That’s according to analysis from SMSF support service, SuperGuard.
SuperGuard 360’s latest SMSF performance indices, released on Monday, revealed that while MySuper funds achieved an average 10.5 per cent on the SG360 default index in the year to 31 December 2017, SMSFs achieved 9.2 per cent on the SG360 SMSF reference index.
The SG360 SMSF reference index describes the post-fee investment return an SMSF trustee would receive if they invested passively using asset allocations that align with the Australian Taxation Office’s SMSF asset distribution data.
Similarly, the SG360 default index reflects the post-fee and post-tax investment return an SMSF investor would obtain if they had invested in the typical Australian Prudential Regulation Authority regulated MySuper product invests.
The trend of SMSFs posting slightly lower returns follows a 10-year trend of the SMSF reference index returning 4.8 per cent per annum (p.a.), and MySuper funds returning 5.0 per cent p.a.
The gap has widened slightly in the last five years, with MySuper funds marking returns of 9.6 per cent p.a. compared to SMSFs returning 7.8 per cent p.a.
“As a result, over 10 years the portfolio of the SMSF member would have grown a $100,000 investment into around $160,000 and someone in the average workplace superannuation default investment option would have grown a $100,000 investment into around $163,000,” SuperGuard said.
SuperGuard put the gap down to SMSFs generally placing less emphasis on growth assets like international equities in the last five years.
The report’s authors explained, “As a result, it is expected that SMSF portfolios will continue to underperform while the equities bull market continues.”
“Smaller SMSFs that traditionally hold lower allocations to equities are likely to under-perform by an even wider margin,” they continued, contending that this allocation trend shows how critical it is that SMSF trustees regularly review their investment strategies, rather than focusing on “only perceived tax advantages”.
SMSFs feature heavier weightings towards Australian equities, cash and property, while MySuper funds have heavier allocations towards both Australian and international equities, fixed interest and ‘other’ investments.
In the 10 years to December 2017, international equities in Australian dollars made average returns of 9.8 per cent p.a., while the S&P ASX 200 made 4.1 per cent p.a.

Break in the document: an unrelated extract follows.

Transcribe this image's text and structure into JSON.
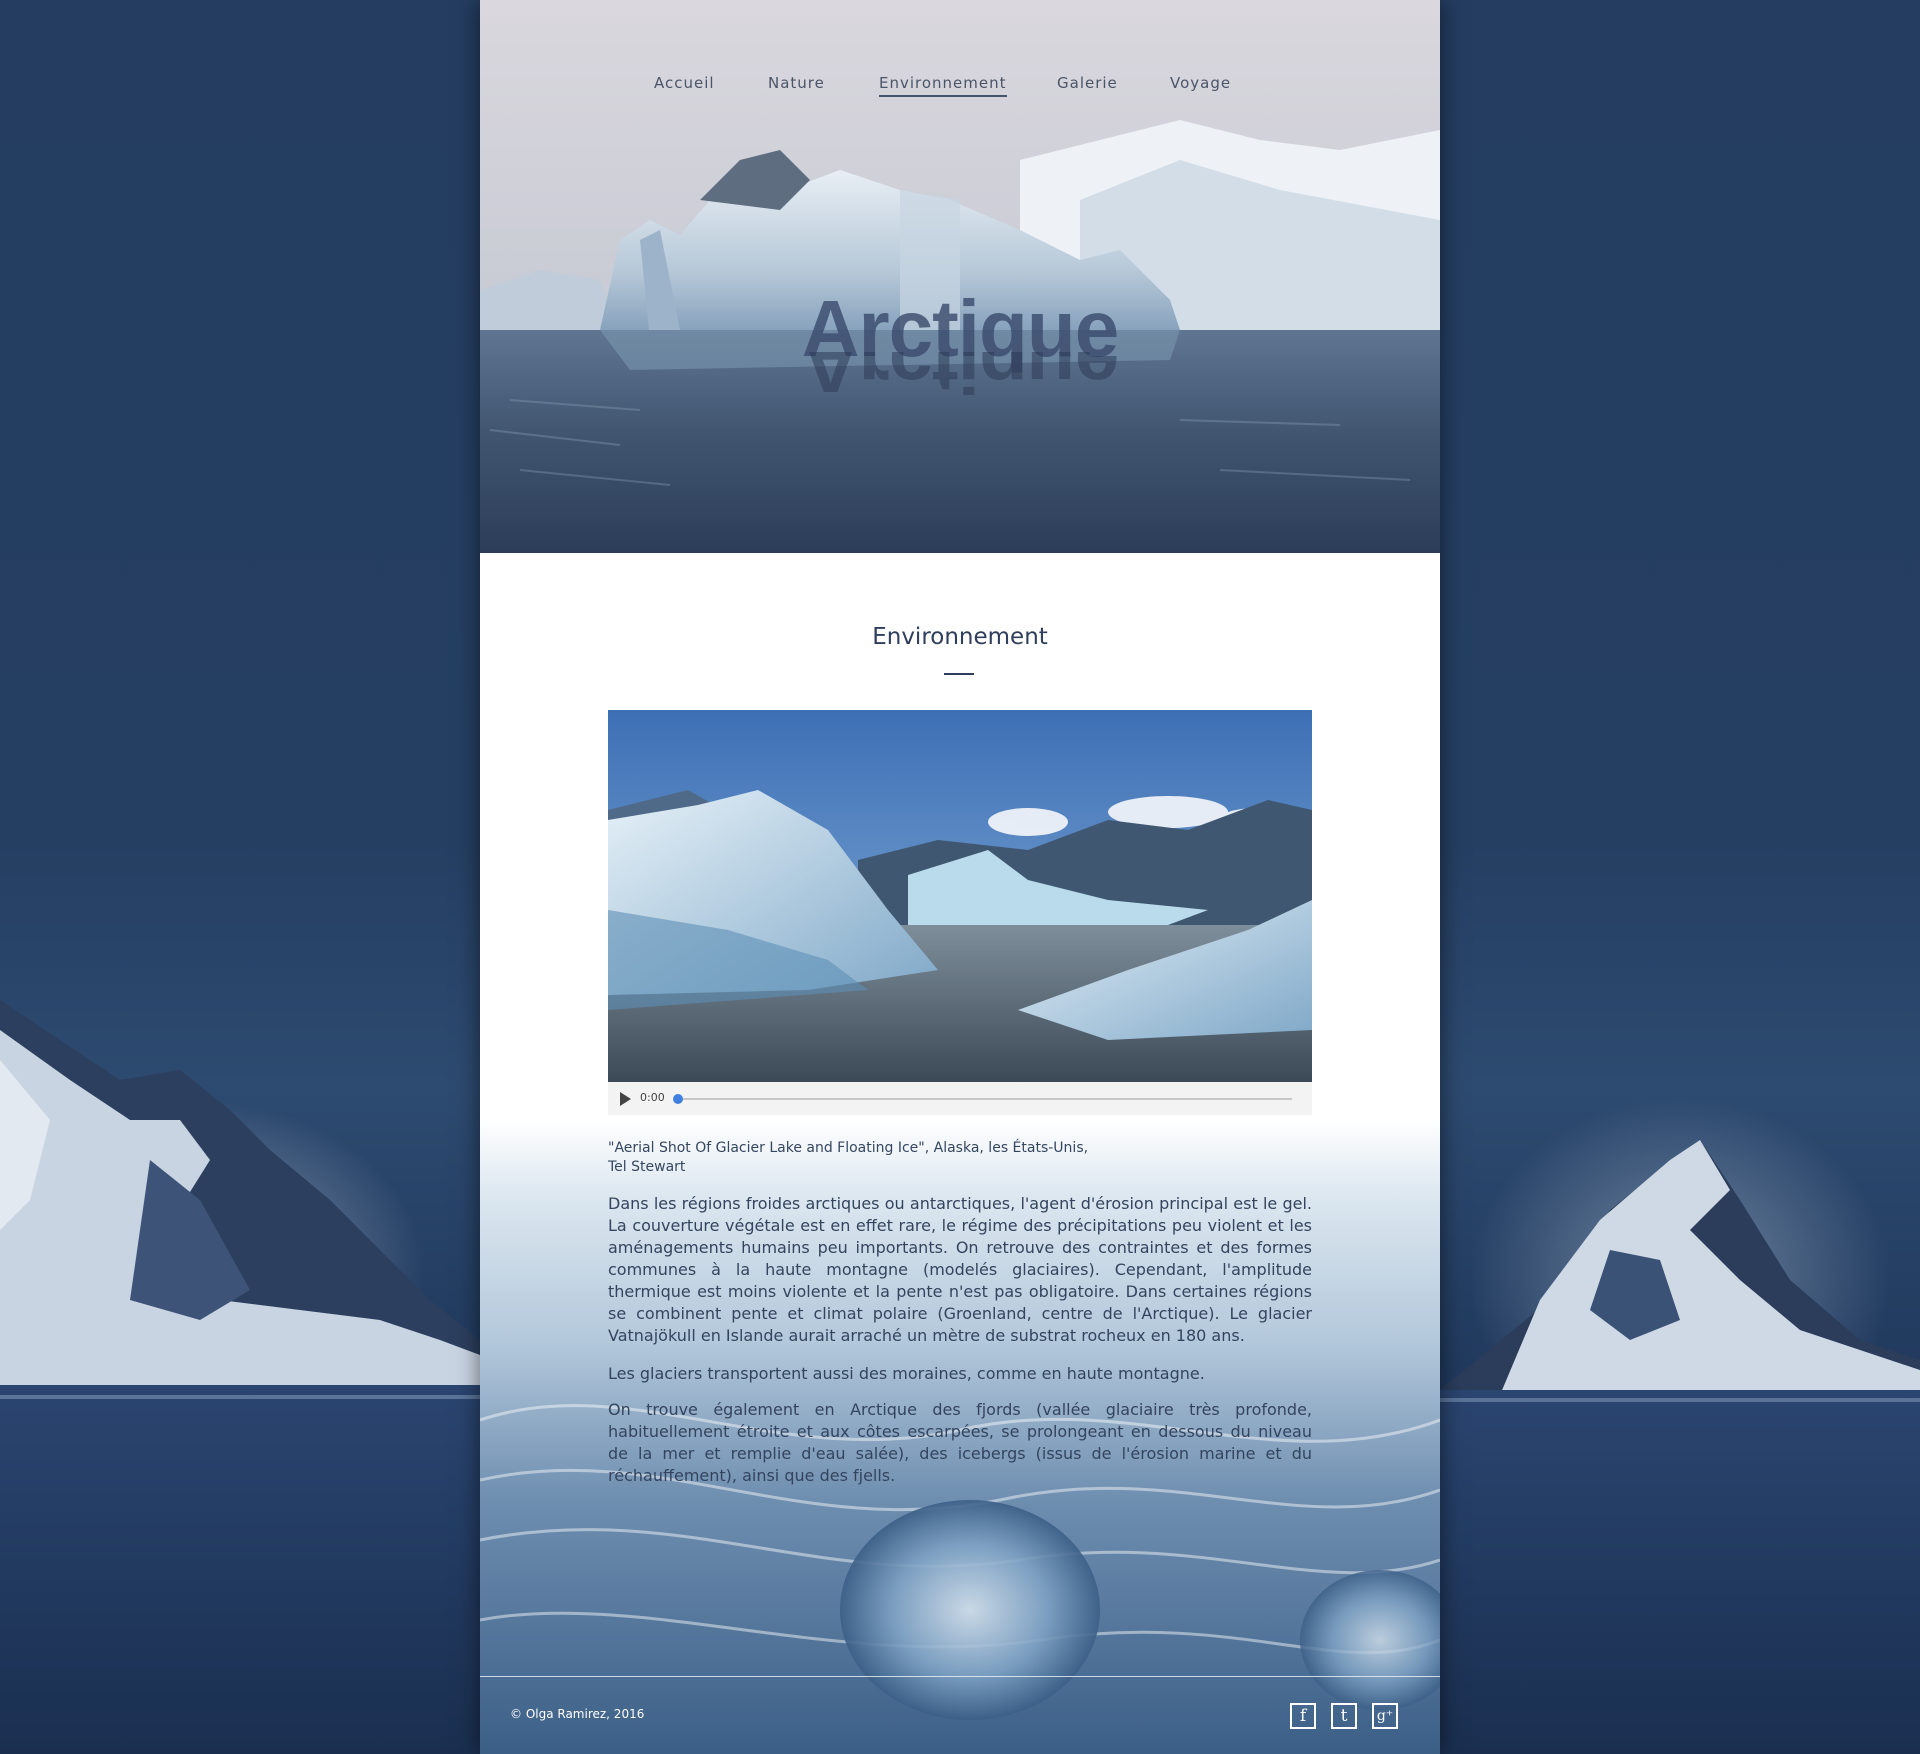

Australian listed property made 1.9 per cent p.a. and cash made 3.5 per cent p.a.
In the years of, and immediately preceding, the global financial crisis, SMSFs tended to outperform MySuper funds.